══ DATA FOR ANALYSIS ══

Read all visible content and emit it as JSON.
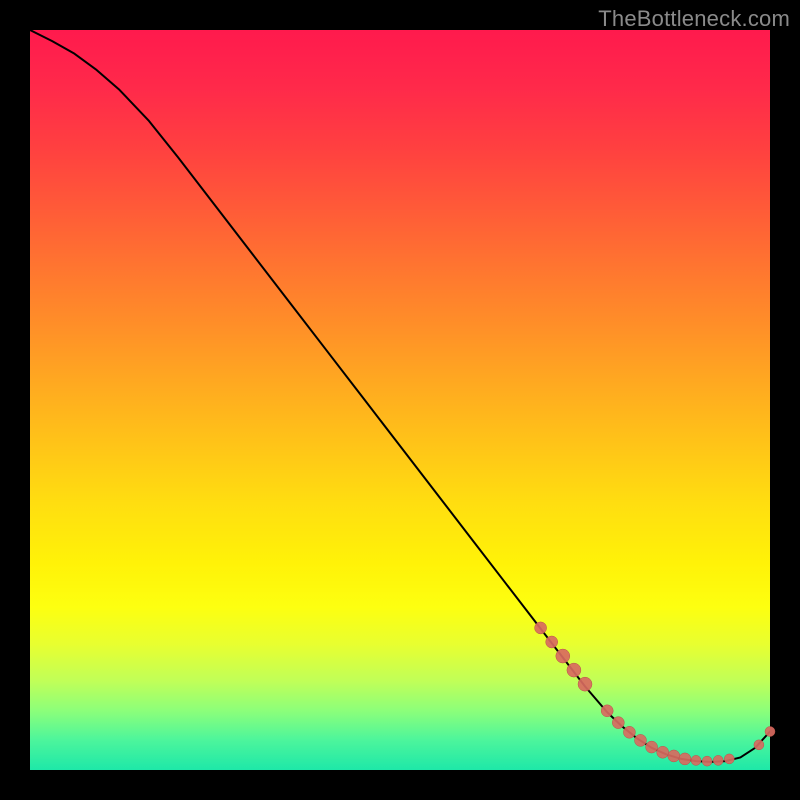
{
  "watermark": "TheBottleneck.com",
  "colors": {
    "curve": "#000000",
    "point_fill": "#d86a5f",
    "point_stroke": "#b9534a"
  },
  "chart_data": {
    "type": "line",
    "title": "",
    "xlabel": "",
    "ylabel": "",
    "xlim": [
      0,
      100
    ],
    "ylim": [
      0,
      100
    ],
    "grid": false,
    "legend": false,
    "series": [
      {
        "name": "bottleneck-curve",
        "x": [
          0,
          3,
          6,
          9,
          12,
          16,
          20,
          25,
          30,
          35,
          40,
          45,
          50,
          55,
          60,
          64,
          68,
          72,
          75,
          78,
          80,
          82,
          84,
          86,
          88,
          90,
          92,
          94,
          96,
          98,
          100
        ],
        "y": [
          100,
          98.5,
          96.8,
          94.6,
          92.0,
          87.8,
          82.8,
          76.3,
          69.8,
          63.3,
          56.8,
          50.3,
          43.8,
          37.3,
          30.8,
          25.6,
          20.4,
          15.2,
          11.3,
          7.8,
          5.9,
          4.3,
          3.0,
          2.1,
          1.5,
          1.2,
          1.1,
          1.2,
          1.7,
          3.0,
          5.2
        ]
      }
    ],
    "highlight_points": {
      "name": "data-markers",
      "points": [
        {
          "x": 69.0,
          "y": 19.2,
          "r": 6
        },
        {
          "x": 70.5,
          "y": 17.3,
          "r": 6
        },
        {
          "x": 72.0,
          "y": 15.4,
          "r": 7
        },
        {
          "x": 73.5,
          "y": 13.5,
          "r": 7
        },
        {
          "x": 75.0,
          "y": 11.6,
          "r": 7
        },
        {
          "x": 78.0,
          "y": 8.0,
          "r": 6
        },
        {
          "x": 79.5,
          "y": 6.4,
          "r": 6
        },
        {
          "x": 81.0,
          "y": 5.1,
          "r": 6
        },
        {
          "x": 82.5,
          "y": 4.0,
          "r": 6
        },
        {
          "x": 84.0,
          "y": 3.1,
          "r": 6
        },
        {
          "x": 85.5,
          "y": 2.4,
          "r": 6
        },
        {
          "x": 87.0,
          "y": 1.9,
          "r": 6
        },
        {
          "x": 88.5,
          "y": 1.5,
          "r": 6
        },
        {
          "x": 90.0,
          "y": 1.3,
          "r": 5
        },
        {
          "x": 91.5,
          "y": 1.2,
          "r": 5
        },
        {
          "x": 93.0,
          "y": 1.3,
          "r": 5
        },
        {
          "x": 94.5,
          "y": 1.5,
          "r": 5
        },
        {
          "x": 98.5,
          "y": 3.4,
          "r": 5
        },
        {
          "x": 100.0,
          "y": 5.2,
          "r": 5
        }
      ]
    }
  }
}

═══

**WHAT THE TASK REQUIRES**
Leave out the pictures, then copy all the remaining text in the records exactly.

**ANSWER AREA**
Read all visible content and emit it as JSON.
{
  "watermark": "TheBottleneck.com",
  "colors": {
    "curve": "#000000",
    "point_fill": "#d86a5f",
    "point_stroke": "#b9534a"
  },
  "chart_data": {
    "type": "line",
    "title": "",
    "xlabel": "",
    "ylabel": "",
    "xlim": [
      0,
      100
    ],
    "ylim": [
      0,
      100
    ],
    "grid": false,
    "legend": false,
    "series": [
      {
        "name": "bottleneck-curve",
        "x": [
          0,
          3,
          6,
          9,
          12,
          16,
          20,
          25,
          30,
          35,
          40,
          45,
          50,
          55,
          60,
          64,
          68,
          72,
          75,
          78,
          80,
          82,
          84,
          86,
          88,
          90,
          92,
          94,
          96,
          98,
          100
        ],
        "y": [
          100,
          98.5,
          96.8,
          94.6,
          92.0,
          87.8,
          82.8,
          76.3,
          69.8,
          63.3,
          56.8,
          50.3,
          43.8,
          37.3,
          30.8,
          25.6,
          20.4,
          15.2,
          11.3,
          7.8,
          5.9,
          4.3,
          3.0,
          2.1,
          1.5,
          1.2,
          1.1,
          1.2,
          1.7,
          3.0,
          5.2
        ]
      }
    ],
    "highlight_points": {
      "name": "data-markers",
      "points": [
        {
          "x": 69.0,
          "y": 19.2,
          "r": 6
        },
        {
          "x": 70.5,
          "y": 17.3,
          "r": 6
        },
        {
          "x": 72.0,
          "y": 15.4,
          "r": 7
        },
        {
          "x": 73.5,
          "y": 13.5,
          "r": 7
        },
        {
          "x": 75.0,
          "y": 11.6,
          "r": 7
        },
        {
          "x": 78.0,
          "y": 8.0,
          "r": 6
        },
        {
          "x": 79.5,
          "y": 6.4,
          "r": 6
        },
        {
          "x": 81.0,
          "y": 5.1,
          "r": 6
        },
        {
          "x": 82.5,
          "y": 4.0,
          "r": 6
        },
        {
          "x": 84.0,
          "y": 3.1,
          "r": 6
        },
        {
          "x": 85.5,
          "y": 2.4,
          "r": 6
        },
        {
          "x": 87.0,
          "y": 1.9,
          "r": 6
        },
        {
          "x": 88.5,
          "y": 1.5,
          "r": 6
        },
        {
          "x": 90.0,
          "y": 1.3,
          "r": 5
        },
        {
          "x": 91.5,
          "y": 1.2,
          "r": 5
        },
        {
          "x": 93.0,
          "y": 1.3,
          "r": 5
        },
        {
          "x": 94.5,
          "y": 1.5,
          "r": 5
        },
        {
          "x": 98.5,
          "y": 3.4,
          "r": 5
        },
        {
          "x": 100.0,
          "y": 5.2,
          "r": 5
        }
      ]
    }
  }
}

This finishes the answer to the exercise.